## [Task directions]
For the string "heading", find every matching line in the records and copy it.

## [Data]
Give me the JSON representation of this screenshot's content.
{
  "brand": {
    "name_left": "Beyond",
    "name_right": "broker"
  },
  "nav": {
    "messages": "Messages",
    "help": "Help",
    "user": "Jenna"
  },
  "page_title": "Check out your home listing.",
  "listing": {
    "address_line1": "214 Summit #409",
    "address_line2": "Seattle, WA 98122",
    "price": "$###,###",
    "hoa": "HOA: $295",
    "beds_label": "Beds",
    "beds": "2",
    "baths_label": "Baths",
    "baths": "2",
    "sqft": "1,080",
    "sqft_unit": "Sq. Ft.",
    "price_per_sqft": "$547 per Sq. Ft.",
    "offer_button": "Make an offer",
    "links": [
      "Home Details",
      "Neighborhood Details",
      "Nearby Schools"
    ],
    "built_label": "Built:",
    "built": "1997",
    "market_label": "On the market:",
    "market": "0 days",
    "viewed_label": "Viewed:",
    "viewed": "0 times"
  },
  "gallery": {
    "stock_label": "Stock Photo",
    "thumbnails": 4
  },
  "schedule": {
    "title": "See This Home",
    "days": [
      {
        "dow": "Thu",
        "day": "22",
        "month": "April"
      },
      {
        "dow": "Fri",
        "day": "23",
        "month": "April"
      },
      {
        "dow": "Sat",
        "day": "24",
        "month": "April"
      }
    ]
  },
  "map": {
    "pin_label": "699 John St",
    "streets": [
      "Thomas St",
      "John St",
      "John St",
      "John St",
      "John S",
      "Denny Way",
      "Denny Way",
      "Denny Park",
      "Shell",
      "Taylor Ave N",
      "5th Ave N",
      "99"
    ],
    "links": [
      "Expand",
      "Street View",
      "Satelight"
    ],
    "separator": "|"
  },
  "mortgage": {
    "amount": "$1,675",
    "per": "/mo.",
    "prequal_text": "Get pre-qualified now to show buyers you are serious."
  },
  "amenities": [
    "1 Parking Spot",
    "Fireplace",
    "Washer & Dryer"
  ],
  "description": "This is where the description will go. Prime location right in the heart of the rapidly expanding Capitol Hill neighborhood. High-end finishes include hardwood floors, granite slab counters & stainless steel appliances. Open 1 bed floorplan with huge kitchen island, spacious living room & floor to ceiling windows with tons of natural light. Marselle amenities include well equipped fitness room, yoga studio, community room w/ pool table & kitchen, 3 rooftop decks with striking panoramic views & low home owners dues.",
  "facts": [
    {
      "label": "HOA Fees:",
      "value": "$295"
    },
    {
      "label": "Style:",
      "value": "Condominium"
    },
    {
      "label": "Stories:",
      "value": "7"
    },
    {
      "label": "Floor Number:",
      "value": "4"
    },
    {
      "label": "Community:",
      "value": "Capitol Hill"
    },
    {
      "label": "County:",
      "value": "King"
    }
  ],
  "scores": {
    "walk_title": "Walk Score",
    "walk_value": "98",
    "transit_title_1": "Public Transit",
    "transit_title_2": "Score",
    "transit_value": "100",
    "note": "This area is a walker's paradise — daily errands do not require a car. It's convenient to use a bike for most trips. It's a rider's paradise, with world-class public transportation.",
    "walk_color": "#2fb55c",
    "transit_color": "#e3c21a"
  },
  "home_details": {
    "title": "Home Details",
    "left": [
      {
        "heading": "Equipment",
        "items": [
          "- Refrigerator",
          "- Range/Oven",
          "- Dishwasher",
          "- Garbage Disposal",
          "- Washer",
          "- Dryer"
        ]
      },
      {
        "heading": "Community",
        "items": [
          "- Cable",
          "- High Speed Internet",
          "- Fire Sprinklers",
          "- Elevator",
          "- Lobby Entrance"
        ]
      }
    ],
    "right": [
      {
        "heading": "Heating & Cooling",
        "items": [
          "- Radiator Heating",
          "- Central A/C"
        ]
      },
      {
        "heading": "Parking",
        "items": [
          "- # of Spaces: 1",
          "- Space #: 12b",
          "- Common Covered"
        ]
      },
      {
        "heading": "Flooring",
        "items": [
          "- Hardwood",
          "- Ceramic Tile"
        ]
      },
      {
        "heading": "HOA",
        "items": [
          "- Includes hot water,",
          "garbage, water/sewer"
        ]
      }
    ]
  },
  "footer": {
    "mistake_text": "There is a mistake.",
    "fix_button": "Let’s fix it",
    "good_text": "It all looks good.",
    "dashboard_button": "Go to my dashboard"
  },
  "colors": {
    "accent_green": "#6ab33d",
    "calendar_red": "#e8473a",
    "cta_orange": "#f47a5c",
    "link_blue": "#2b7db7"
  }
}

## [Written solution]
        "heading": "Equipment",
        "heading": "Community",
        "heading": "Heating & Cooling",
        "heading": "Parking",
        "heading": "Flooring",
        "heading": "HOA",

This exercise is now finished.